--- Source material Enclosed Below ---

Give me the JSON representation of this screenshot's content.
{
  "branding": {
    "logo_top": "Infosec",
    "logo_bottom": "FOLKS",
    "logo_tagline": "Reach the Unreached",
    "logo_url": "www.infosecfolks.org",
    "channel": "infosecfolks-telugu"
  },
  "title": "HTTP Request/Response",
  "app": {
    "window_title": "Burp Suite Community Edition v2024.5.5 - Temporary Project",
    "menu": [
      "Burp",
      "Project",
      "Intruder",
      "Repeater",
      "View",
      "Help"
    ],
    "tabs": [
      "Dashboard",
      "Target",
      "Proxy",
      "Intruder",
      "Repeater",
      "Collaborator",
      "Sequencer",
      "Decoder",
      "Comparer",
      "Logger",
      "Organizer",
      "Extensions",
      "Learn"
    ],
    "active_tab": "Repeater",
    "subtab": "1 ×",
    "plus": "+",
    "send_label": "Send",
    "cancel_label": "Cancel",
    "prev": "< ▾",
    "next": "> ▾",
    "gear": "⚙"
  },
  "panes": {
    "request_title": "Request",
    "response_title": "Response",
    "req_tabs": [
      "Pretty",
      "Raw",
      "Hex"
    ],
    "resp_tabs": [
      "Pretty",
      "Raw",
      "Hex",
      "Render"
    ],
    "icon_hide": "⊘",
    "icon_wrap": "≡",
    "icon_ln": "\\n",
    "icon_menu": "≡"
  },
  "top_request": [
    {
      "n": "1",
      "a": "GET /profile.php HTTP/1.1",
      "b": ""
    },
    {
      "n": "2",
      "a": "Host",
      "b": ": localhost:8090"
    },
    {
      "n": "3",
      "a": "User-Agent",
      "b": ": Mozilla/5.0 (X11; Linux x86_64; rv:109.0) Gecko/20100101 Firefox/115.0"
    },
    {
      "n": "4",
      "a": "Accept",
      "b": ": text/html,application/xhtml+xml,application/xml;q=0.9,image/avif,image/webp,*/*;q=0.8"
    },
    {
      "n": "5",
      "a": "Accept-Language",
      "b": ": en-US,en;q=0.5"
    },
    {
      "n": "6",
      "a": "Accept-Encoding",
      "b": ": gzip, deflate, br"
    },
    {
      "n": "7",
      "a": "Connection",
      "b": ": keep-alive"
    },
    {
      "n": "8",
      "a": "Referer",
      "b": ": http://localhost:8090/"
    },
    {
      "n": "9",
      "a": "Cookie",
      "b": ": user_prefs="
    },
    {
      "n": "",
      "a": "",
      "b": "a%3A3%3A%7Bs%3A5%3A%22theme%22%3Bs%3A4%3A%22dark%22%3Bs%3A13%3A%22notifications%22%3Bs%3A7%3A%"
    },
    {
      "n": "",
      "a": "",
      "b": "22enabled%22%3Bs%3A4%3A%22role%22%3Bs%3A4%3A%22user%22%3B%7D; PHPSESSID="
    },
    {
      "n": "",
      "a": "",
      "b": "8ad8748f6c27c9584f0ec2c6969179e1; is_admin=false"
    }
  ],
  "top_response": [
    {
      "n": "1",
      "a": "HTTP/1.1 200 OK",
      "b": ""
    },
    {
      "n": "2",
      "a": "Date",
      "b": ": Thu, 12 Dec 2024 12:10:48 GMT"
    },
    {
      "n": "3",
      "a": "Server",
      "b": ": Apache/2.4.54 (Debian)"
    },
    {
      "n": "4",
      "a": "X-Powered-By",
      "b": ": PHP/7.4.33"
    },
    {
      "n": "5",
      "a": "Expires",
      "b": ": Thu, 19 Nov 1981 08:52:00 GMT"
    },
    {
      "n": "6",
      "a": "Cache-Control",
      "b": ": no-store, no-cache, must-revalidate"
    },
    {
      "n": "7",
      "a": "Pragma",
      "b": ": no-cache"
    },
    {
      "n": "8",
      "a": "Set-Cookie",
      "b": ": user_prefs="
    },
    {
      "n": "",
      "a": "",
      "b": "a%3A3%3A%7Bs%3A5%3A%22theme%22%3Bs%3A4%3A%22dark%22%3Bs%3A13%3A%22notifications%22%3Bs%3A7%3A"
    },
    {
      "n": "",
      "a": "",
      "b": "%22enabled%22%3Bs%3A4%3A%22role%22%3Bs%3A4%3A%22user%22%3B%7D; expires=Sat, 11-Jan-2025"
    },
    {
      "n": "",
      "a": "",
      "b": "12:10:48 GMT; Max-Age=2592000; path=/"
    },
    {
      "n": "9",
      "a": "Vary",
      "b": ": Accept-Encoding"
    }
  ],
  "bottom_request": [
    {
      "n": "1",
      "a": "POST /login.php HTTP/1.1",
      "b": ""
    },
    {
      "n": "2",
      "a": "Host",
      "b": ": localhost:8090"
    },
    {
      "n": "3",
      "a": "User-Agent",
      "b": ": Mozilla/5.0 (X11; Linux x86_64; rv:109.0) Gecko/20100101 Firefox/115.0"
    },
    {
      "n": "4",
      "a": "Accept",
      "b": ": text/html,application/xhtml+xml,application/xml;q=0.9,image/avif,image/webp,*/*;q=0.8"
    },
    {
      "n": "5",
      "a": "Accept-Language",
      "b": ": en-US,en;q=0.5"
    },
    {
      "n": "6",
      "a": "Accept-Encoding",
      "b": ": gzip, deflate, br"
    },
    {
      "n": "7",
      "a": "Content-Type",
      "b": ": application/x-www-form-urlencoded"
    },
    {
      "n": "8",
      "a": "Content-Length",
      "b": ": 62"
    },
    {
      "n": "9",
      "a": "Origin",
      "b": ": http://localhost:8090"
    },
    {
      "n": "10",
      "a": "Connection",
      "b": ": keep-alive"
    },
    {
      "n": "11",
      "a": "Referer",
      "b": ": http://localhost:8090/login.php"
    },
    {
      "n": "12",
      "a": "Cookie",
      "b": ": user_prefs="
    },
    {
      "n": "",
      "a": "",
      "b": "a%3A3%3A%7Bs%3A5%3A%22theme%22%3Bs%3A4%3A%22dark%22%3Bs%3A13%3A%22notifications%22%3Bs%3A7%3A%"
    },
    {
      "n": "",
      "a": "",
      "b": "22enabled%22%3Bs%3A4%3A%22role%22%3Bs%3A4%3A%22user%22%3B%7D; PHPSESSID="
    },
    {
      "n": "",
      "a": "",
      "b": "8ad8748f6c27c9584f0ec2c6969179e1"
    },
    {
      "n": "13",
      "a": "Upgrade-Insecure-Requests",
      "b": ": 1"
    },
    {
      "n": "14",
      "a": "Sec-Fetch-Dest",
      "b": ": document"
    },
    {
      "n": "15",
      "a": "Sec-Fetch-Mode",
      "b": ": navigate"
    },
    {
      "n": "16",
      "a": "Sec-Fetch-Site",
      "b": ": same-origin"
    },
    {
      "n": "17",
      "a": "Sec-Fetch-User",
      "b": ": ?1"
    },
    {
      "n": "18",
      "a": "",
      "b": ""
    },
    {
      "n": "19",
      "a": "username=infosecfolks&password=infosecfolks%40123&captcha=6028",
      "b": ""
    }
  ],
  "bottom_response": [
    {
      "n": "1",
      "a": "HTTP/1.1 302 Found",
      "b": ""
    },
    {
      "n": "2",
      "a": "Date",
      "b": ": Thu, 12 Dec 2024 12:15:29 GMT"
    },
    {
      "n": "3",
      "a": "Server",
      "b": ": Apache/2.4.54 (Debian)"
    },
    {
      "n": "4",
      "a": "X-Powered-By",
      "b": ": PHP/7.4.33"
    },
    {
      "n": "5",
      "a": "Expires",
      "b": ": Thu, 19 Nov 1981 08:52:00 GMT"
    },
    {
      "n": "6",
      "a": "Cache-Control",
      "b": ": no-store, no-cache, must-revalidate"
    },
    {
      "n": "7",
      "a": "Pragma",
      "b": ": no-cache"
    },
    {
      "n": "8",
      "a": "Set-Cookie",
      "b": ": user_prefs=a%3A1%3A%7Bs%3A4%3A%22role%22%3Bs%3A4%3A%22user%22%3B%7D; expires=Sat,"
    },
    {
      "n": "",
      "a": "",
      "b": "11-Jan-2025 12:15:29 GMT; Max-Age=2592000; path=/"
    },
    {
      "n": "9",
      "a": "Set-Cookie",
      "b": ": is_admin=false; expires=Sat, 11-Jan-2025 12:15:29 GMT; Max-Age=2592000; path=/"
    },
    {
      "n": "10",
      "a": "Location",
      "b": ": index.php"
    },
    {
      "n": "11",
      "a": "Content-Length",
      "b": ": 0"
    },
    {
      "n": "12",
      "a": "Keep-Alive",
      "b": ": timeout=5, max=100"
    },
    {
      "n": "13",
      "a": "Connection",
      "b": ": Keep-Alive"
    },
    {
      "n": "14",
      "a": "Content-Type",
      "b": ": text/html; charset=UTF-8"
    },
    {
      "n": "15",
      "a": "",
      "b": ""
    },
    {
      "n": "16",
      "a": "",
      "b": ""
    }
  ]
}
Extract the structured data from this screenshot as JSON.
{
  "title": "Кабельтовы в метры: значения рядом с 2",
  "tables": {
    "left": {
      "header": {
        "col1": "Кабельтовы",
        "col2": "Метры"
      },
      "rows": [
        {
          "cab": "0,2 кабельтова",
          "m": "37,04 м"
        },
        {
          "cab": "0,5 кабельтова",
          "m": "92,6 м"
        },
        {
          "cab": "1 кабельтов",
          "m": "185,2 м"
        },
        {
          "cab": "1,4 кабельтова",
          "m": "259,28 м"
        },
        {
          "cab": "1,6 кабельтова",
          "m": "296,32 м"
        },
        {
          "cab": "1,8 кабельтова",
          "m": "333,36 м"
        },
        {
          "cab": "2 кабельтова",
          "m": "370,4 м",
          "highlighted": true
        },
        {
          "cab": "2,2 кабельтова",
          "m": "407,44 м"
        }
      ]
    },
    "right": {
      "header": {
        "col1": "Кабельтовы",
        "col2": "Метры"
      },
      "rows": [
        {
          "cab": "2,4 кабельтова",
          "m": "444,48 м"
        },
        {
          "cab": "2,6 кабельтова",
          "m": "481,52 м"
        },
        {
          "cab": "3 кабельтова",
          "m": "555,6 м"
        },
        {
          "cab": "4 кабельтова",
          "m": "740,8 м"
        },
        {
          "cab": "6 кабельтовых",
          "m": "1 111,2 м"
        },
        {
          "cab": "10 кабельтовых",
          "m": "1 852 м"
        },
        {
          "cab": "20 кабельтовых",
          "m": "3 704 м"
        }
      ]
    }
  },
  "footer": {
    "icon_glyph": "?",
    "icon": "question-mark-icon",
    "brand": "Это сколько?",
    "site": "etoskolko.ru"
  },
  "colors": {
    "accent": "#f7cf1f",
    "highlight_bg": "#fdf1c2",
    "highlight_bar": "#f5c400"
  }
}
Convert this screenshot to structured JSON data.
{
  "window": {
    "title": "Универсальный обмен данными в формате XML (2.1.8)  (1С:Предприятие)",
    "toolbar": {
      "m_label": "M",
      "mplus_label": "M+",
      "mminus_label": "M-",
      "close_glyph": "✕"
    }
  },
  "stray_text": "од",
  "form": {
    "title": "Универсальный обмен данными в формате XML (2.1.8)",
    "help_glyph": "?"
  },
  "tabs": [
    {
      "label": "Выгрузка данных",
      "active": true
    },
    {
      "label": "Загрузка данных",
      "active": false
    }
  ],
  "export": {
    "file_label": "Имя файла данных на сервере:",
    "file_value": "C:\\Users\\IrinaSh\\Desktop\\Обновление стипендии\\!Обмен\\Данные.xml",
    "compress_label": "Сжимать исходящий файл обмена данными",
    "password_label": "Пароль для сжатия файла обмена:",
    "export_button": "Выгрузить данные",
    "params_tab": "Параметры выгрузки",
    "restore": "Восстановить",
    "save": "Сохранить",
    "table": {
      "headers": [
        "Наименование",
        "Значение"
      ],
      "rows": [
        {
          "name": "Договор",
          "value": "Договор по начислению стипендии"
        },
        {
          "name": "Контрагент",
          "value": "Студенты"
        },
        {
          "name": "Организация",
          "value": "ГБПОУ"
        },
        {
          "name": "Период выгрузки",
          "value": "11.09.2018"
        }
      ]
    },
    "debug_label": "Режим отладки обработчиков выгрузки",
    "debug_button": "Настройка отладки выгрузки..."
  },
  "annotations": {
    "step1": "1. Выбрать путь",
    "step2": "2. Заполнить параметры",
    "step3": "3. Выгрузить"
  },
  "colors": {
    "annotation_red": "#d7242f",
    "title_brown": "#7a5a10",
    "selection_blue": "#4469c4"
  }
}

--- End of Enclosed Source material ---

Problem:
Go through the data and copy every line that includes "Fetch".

Task output:
      "a": "Sec-Fetch-Dest",
      "a": "Sec-Fetch-Mode",
      "a": "Sec-Fetch-Site",
      "a": "Sec-Fetch-User",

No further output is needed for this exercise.